You may need to update drivers in Windows when a newer hardware doesn’t work or after you’ve upgraded to a newer version of Windows. Updating drivers can be a troubleshooting step when there is a problem with the device or an error like Device Manager error codes. An updated driver can also enable new hardware features, such as with popular video cards and sound cards.
On Windows 10, a device driver is an essential piece of code that allows the system to interact with specific hardware (such as graphics cards, storage drivers, network adapters, Bluetooth, etc.) as well as peripherals, including mice. gives. Keyboard, Printer, Monitor and much more.
In general, device drivers are detected and installed automatically using the built-in driver library and Windows Update service. However, sometimes, you may need to manually update some devices due to various reasons. For example, when Windows 10 cannot recognize a component. The device stops working after the upgrade. Windows Update installs a generic package, or you may have to apply a significant improvement or access a new feature quickly.
Method to update laptop drivers –
These steps can be used to update drivers in Windows 11, Windows 10, Windows 8, Windows 7, Windows Vista or Windows XP. It usually takes about 15 minutes to update a driver in Windows. If you’d rather follow the procedure below, but with more details and screenshots for each step, use our step-by-step guide to updating drivers in Windows instead.
- Locate, download and extract the latest drivers for the hardware. You should always check with the hardware manufacturer first when looking for an updated driver. When downloaded directly from the hardware manufacturer, you’ll know the driver is both valid and latest for the hardware
- Open Device Manager. There are several ways to access Device Manager in Windows but it is much easier to do so from Control Panel (the method mentioned in the link).
- With Device Manager open, select the > or [+] icon (depending on your version of Windows) to open the category that you think contains the device you want to update drivers for. Huh. Huh.
- Once you have found the device you are updating the drivers for, the next step depends on your version of Windows:
- Windows 11, 10 and 8 : Right-click or press and hold on the hardware name or icon and select Update Driver (W11/10) or Update Driver Software (W8).
- Windows 7 and Vista : Right-click the hardware’s name or icon, choose Properties, then the Drivers tab, then the Update Drive button.
- Windows XP only : Right-click the Hardware item, select Properties, the Driver tab, and then the Update Drive button. From the Hardware Update Wizard, select No, Not This Time, then Next > for the Windows Update question. From the Search and installation options screen, choose Do not search, I would choose the driver to install option, then Next>. Go to step 7 below.
- How do you want to find the drivers? In question, or in some versions of Windows, how do you search for driver software? Select Browse My Computer for Drivers (Windows 11 and 10) or Browse My Computer for Driver Software.
- On the next window, let me choose from the list of drivers available on my computer (Windows 11 and 10) or from the list of device drivers on my computer at the bottom of the window.

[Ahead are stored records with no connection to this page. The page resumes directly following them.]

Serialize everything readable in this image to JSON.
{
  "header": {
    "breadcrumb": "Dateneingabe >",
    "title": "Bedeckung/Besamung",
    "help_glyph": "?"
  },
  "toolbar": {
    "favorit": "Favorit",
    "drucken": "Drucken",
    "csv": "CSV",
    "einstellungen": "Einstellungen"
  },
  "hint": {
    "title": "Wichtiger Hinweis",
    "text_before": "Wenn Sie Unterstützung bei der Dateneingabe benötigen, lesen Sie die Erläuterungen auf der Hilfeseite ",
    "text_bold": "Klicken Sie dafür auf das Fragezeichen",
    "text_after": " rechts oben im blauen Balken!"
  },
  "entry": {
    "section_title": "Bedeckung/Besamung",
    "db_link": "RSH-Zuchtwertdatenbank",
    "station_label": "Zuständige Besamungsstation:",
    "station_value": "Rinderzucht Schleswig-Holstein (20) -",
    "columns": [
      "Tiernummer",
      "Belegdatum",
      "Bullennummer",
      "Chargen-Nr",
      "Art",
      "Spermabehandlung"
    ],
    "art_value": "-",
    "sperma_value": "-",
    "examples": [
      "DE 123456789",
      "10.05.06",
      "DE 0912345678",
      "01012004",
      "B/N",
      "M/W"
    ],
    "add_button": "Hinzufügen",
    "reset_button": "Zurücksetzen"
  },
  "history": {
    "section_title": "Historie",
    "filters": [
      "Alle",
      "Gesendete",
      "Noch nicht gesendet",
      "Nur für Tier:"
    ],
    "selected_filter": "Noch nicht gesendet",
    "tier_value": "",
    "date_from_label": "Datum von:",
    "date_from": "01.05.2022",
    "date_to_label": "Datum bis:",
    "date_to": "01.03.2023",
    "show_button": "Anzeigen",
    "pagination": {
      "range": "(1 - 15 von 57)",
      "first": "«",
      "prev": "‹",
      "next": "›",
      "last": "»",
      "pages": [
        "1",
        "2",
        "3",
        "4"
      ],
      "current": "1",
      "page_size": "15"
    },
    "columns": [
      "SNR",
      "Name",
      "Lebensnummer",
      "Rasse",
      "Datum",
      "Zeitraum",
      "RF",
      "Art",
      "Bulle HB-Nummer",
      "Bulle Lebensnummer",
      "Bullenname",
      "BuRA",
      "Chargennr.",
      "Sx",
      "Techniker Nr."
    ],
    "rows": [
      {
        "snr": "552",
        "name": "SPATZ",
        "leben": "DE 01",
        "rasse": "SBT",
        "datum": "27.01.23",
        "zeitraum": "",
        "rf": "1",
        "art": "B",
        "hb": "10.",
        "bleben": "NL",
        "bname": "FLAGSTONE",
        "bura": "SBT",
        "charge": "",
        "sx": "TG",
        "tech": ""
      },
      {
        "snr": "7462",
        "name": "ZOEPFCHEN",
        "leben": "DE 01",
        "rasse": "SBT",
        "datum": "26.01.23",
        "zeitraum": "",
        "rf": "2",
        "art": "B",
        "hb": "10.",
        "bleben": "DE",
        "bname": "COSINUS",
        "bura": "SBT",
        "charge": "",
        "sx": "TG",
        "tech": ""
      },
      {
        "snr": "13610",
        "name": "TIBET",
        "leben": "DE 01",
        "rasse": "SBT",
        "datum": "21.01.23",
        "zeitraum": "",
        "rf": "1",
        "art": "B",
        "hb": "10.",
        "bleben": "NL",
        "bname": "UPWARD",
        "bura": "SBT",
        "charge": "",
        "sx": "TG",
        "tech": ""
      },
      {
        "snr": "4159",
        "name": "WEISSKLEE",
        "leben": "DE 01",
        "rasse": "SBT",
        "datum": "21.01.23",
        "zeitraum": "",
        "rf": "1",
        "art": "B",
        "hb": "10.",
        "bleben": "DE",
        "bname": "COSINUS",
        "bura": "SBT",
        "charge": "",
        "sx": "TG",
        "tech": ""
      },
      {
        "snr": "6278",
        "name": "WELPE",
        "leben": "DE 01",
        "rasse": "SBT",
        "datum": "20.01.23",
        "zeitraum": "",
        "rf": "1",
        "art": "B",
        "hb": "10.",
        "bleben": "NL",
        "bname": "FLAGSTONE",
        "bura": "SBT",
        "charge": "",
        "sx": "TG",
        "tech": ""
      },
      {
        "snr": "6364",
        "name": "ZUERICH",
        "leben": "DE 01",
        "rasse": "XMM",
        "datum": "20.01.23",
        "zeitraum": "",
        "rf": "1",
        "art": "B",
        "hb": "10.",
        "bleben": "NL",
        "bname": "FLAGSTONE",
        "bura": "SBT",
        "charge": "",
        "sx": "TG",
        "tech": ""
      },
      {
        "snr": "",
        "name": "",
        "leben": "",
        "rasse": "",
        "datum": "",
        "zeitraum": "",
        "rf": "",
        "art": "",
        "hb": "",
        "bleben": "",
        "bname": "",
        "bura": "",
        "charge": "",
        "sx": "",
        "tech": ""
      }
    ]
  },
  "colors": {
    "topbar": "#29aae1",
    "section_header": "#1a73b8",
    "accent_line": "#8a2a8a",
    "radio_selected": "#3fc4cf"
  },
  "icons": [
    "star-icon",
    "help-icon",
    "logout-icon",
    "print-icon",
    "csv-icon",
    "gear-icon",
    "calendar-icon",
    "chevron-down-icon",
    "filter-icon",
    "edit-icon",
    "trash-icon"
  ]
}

- Under the text box, in the bottom-right, select Have a disk.
- On the Install from disc window that appears, select Browse at the bottom-right corner of the window.
- Now from what you see in the Locate Files window, work your way to the folder that you created as part of the driver download and extraction in Step 1.
- Select any INF file in the file list and then choose Open. INF files are the only files that Device Manager accepts for driver setup information and are therefore the only types of files that will be shown to you.
- Select OK Back to Install from Disk window.
- Select the newly added hardware in the text box, and then press Next
- You may receive a number of general warnings and other messages this time in the driver update process, many of which are brief and listed with advice on what to do :
- Windows cannot verify that the driver is compatible : If you are sure that this driver is correct, select Yes to continue installing it. Choose No if you think you may have the driver for the wrong model or something like that, in which case you should look for other INF files or maybe download a completely different driver. Checking the Show compatible hardware box, if available on Windows from step 12, can help prevent this.
- Windows cannot verify the publisher of this driver software : If you obtained it directly from the manufacturer or from their installation disc, select Yes to continue installing this driver. If you downloaded the driver elsewhere and didn’t finish the search provided by the manufacturer, select No.
- This driver is not signed : Similarly to the publisher verification issue above, select Yes only if you are sure of the source of the driver.
- Windows requires a digitally signed driver : In 64-bit versions of Windows, you won’t even see the above two messages because Windows won’t let you install a driver with a digital signature.
- On the Installing Driver Software screen, which should only last a few to several seconds, Windows will use the instructions included in the INF file from Step 10 to install the updated drivers for your hardware.
- Once the driver update process is complete, you should see that Windows has successfully updated your driver software window.
- Select Close. Now you can also close Device Manager.
- Restart your computer, even if you are not prompted to do so. Windows doesn’t always force you to restart after updating a driver, but it’s a good idea.
- Driver updates include changes to the Windows Registry and other important parts of Windows, so restarting is a good way to make sure this update hasn’t negatively affected any other parts of Windows.